The Armed Forces Parachute Championships once again welcomed teams from across the UK Forces spectrum, as well as competitors from as far afield as Sri Lanka.
Jon Knighton spoke with Mark Bayard, Chief Instructor at the Army Parachute Association, for an overview on how the 2018 competition was progressing.
What does it take to be a skydiver, how does it feel when the door opens at 15,000 feet and you are told to go?
We caught up with some of the individuals who live for jumping out the back of a fully working aeroplane.
There’s no luxury airliner – a small plane awaits you for your journey to the skies.
No seat needed just a floor, occasionally carpeted, and most definitely no in-flight service on your short trip to the jumping altitude.
The thought of skydiving will drive fear into the hearts of many so how do those who enjoy it get around the fear?
Capt Amii Calway from the Royal Logistic Corps told us how she views it:
“I think you have to be a little bit nuts in the first place to even consider it, but actually it gives you a real thirst for life”
The fear of the unknown is one reason that stops people from making the leap. Sub Lieutenant Emma Reynolds of 703 Royal Naval Air Squadron has some key advice should this be you.

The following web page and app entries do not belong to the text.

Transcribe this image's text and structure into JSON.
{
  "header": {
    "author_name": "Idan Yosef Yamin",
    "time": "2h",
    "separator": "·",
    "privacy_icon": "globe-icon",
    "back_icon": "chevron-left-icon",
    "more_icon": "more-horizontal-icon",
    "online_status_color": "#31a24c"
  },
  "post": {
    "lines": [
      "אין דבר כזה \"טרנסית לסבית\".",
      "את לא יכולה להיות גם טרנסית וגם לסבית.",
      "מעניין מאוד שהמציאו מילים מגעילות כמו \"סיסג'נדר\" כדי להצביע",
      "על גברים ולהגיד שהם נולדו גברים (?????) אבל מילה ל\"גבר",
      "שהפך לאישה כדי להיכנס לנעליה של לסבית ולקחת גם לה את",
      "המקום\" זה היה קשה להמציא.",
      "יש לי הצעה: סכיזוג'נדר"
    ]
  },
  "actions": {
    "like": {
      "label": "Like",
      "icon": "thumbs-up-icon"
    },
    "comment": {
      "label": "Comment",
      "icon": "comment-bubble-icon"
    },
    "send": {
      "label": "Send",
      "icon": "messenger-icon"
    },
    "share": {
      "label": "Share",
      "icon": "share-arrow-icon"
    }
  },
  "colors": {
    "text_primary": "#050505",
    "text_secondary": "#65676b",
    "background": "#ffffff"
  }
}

“Every skydiver needs to have something individual about them to throw yourself out of a perfectly serviceable aircraft”
“At the end of the day anyone can do it, if you haven’t given it a go how would you know?”
Still not for you – unconvinced you are the ‘right type of person’?
Fear not, Squadron Leader Marcus Fountain – the Chairman of the Royal Air Force Sports Parachute Association can put you at ease.
“I don’t think there is any particular one sort of person There are fighter pilots to the bloke that steers a ship – it’s anybody.”
“It’s just somebody who wakes up one day and thinks you know what, I just want to try something different.”